The Trabelsi case is noteworthy for two reasons. Firstly, because of the blatant disregard by Belgium of the interim measure issued by the European Court of Human Rights. Secondly, because of the application of the reasoning from Vinter v. UK – in which the Court found that life without parole is incompatible with Article 3 ECHR – to the context of extradition proceedings. The Court finds that the applicant’s extradition by Belgium to the USA, where he ran the risk of being convicted to life without parole and despite an interim measure to the contrary, was in violation of Articles 3 and 34 ECHR. This blog post will first highlight the latter violation, before questioning the Court’s reasoning with respect to the former one.
This guest post was written by Laura Van den Eynde, Doctoral Researcher at Université libre de Bruxelles. (*)
On 17 and 24 July 2014, the European Court of Human Rights decided three cases, one against Romania concerning the death of a mentally disabled and HIV-positive young Roma and two other cases against Poland concerning the detention and transfer of terrorist suspects who were subjected to torture. Beyond the fact that the cases involve particularly shocking human rights violations and that the judgments are quite long, what else would they have in common? As will be demonstrated hereunder, these cases would not have been decided – or decided with that information at hand – if there hadn’t been civil society organizations caring to denounce and document the human rights violations at stake. Continue reading
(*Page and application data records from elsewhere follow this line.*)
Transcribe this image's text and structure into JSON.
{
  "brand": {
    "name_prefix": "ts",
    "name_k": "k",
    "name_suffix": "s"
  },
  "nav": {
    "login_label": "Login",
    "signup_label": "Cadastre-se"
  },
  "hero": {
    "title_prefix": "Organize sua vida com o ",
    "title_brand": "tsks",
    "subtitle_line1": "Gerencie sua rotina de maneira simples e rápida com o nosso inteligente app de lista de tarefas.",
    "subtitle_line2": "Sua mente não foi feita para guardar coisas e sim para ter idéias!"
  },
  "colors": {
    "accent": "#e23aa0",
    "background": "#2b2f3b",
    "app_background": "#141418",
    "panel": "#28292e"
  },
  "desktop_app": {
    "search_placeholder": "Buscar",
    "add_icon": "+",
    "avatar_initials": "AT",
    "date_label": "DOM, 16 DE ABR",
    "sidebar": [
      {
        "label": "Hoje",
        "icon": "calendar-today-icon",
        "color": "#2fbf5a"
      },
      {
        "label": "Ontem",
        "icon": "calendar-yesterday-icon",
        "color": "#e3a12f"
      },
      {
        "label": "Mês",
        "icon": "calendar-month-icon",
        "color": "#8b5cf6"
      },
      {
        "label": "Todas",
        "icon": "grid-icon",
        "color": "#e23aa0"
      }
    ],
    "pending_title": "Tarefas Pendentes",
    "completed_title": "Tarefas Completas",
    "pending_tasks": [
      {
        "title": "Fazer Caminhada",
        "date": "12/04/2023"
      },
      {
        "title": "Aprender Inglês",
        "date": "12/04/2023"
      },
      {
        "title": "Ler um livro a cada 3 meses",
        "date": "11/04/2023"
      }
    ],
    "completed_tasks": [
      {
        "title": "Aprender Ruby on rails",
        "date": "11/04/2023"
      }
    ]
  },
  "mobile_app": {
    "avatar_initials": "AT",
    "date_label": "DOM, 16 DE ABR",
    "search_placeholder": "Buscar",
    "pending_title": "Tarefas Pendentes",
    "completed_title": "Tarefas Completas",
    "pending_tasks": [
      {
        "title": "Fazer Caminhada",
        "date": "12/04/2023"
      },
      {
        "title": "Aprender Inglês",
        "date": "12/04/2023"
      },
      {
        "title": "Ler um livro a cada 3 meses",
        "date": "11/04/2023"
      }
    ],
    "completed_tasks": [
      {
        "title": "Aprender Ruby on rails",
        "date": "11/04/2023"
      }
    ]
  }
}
This guest post was written by Dr Elena Katselli, Senior Lecturer in Law at Newcastle Law School
Thirteen years have elapsed since the European Court of Human Rights’ (ECtHR) judgment in Cyprus v Turkey in which the Court found Turkey responsible for 14 violations of the European Convention on Human Rights (ECHR) and its Protocols. The violations related to 1,485 Greek Cypriots who disappeared during the Turkish military invasion and occupation of Cyprus in 1974; the living conditions of enclaved Greek Cypriots living in the occupied area of Karpas since thereafter; and displacement. Continue reading
This guest post was written by Mathias Möschel, post-doctoral researcher at Université Paris Ouest Nanterre La Défense. (*)
Abdu v. Bulgaria deals with a fact pattern which the Court has seen many times over the past fifteen years: racist violence. Moreover, it involves a country which has also stood a number of times before the European judges for human rights violations involving either police violence (see e.g. Velikova v. Bulgaria and Ognyanova and Choban v. Bulgaria) or private violence against racial minorities (see e.g. Dimitrova and Others v. Bulgaria, Seidova and Others v. Bulgaria, and Yotova v. Bulgaria). Continue reading
This post was written by Sophie Forrez. Sophie is a Ph.D. Researcher at the Human Rights Centre of Ghent University. She works on a project on the impact of the European Convention on Human Rights in the Belgian legal order in the early years of the Convention.
In two recent cases, Tali v. Estonia and Gramada v. Romania, the European Court of Human Rights dealt with the use of pepper spray and tear gas. In both cases, the Court found a violation of article 3 of the Convention. The first case concerns the use of pepper spray and the practice of strapping prisoners to a restraint bed in penal institutions. The second case deals with a police officer using tear gas and shooting the applicant in the thigh during an ordinary arrest of an individual who was on the run and took refuge in the applicant’s home. Although in both cases a violation was found, both judgments missed a perfect opportunity to create more clarity on the ground.
T.M. and C.M. v. Moldova is one of the latest instances of domestic authorities’ passivity in protecting women against domestic violence. At the root of this passivity was a failure to understand the seriousness and extent of the problem and its discriminatory effect on women. This was reflected in misconceptions about both the nature of domestic violence and the reality of many of its victims. In dealing with this failure, the Court issues a strong judgment: (i) it reinvigorates the definition of domestic violence by renewing attention to non-physical forms, notably economic abuse and (ii) it refines the links between domestic violence victims’ vulnerability and the content of State positive obligations. Continue reading
If you look up the word ‘degrading’ in the dictionary, chances are that you find a picture there of a person who cannot help shitting him- or herself. In the case of Lindström and Mässeli v. Finland, the Strasbourg Court however did not consider that state authorities necessarily inflict ‘degrading treatment’ when they are responsible for bringing a prisoner in such a situation. The case concerns prisoners who were put in ‘closed’ overalls they were unable to remove, which resulted in them shitting themselves because the prison guards did not bring them in time to a toilet. According to the Court, this did not amount to a violation of Article 3 ECHR. The Court did find a violation of Article 8, but as will be argued below, since the protection offered by this provision is lower, it cannot be a genuine alternative for the applicability of Article 3.